Step 2: Rolling out the Process. At their next team meeting, the lead announced that “requests go to your managers first”. Product aligned with the process and supported by reminding team members that requests should be sent to managers first each time a new email request was sent or meeting was attempted to be set up. Enforcing the process was challenging for a couple of weeks, but quickly became the norm.
Step 3: Review and Consolidation. The managers collected the feedback from their team members and sent it on to the Request Lead. This is where the process started to show signs of potential value. Managers began rejecting requests and coaching team members to leverage solutions already in place or to steer clients away from paths that were outside our core business. The Request Lead was also able to support this – leveraging their background in technology and client experience to further weed out the bad or inconsistent requests.
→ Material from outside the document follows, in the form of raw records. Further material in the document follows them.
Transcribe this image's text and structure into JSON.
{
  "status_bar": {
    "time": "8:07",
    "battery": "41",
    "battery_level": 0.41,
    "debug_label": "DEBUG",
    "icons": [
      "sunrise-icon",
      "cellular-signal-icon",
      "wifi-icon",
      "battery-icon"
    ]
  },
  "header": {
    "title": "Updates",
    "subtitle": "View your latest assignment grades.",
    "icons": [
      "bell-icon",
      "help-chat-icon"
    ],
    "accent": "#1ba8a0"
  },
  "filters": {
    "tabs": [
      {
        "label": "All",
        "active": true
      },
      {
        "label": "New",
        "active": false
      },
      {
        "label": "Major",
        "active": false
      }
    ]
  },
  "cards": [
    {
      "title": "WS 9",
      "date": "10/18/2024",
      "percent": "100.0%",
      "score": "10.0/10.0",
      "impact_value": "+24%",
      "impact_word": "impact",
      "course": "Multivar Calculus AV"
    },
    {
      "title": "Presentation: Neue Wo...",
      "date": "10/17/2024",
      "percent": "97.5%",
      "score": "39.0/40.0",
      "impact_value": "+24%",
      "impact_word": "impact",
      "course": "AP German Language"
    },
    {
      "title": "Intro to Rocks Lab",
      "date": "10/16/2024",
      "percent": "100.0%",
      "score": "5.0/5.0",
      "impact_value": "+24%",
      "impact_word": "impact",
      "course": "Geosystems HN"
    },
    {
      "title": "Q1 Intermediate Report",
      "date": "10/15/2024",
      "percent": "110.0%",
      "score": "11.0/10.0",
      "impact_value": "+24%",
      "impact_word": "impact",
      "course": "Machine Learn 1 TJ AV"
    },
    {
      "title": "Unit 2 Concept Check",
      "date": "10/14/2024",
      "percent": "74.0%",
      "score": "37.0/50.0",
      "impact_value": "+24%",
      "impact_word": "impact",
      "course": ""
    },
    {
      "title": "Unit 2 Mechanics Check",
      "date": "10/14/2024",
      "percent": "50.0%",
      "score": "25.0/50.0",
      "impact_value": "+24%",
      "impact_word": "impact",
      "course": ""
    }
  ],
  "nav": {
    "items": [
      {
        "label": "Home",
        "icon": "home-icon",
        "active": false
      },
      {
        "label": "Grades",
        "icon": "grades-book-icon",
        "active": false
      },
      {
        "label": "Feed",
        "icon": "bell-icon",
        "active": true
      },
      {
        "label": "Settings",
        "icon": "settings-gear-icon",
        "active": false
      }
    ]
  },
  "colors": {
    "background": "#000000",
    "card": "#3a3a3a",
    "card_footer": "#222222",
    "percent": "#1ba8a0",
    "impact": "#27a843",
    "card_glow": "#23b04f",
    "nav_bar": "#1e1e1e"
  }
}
Priority also became more clear, as seperate managers were providing the same feedback on specific items to the Request Lead.
Step 4: Prioritization. The department head and managers met, quickly reviews and agreed on the requests being made, and the priority with which they were ordered. All said, in about 30 days the requests being sent directly to Product subsided, and the Client Support team walked in to share their top most critical requests. Since the requests had thorough information and documentation, the Product team was able to quickly capture the enhancements.
Step 5: Quick Wins vs Larger Projects. Product reviewed the feedback with the department head and Request Lead. During the meeting, each request was identified in one of two buckets: Quick Win or Larger Project. Quick Wins were defined as small enhancements that could be done iteratively in a sprint or two. Larger Projects were requests that affected infrastructure, changed fundamental systems or were large, new features. Once the projects were organized, Product developed requirements for the top priority items.
Step 6: Feedback Loop. The end result was that multiple Quick Wins were completed within a 30-day period, and two larger projects were defined and added to the roadmap. Making sure the teams were aware of what we were doing was of the utmost importance. Instead of following the usual channels of email updates and release notes, Product met with the Request Lead and several key team members to train them on our product planning, release and support software. Read-only access was provided and designated team members could quickly check the project boards to see a status. Of all the changes to process, this may have been the most dramatic from a transparency standpoint. The teams quickly picked up the process and now better understand the software development lifecycle. They stayed as up-to-the-minute as they needed to on tracking items to completion, and then updated their counterparts once complete. This took the burden off communication and allowed for greater discussion on priority.
Improved Quality of Requests
Back to my seven-year-old. Saying “No” too quickly might cause me to miss an opportunity to share an experience with my son, much like saying “No” too quickly to a product request could prevent an experience improvement, a valuable enhancement or a new and much-needed feature from reaching our customers.
Saying “No” too quickly is a symptom of an improper feedback process. By establishing a firm method of receiving feedback, you can streamline and add value to your internal communication process, making sure the most important items bubble to the top and remain the priority. In fact, through this method we found that with the improvement in quality of requested items, it is so much easier to say “No” when the request is the Product equivalent to “Can I ride my bike off the roof?”.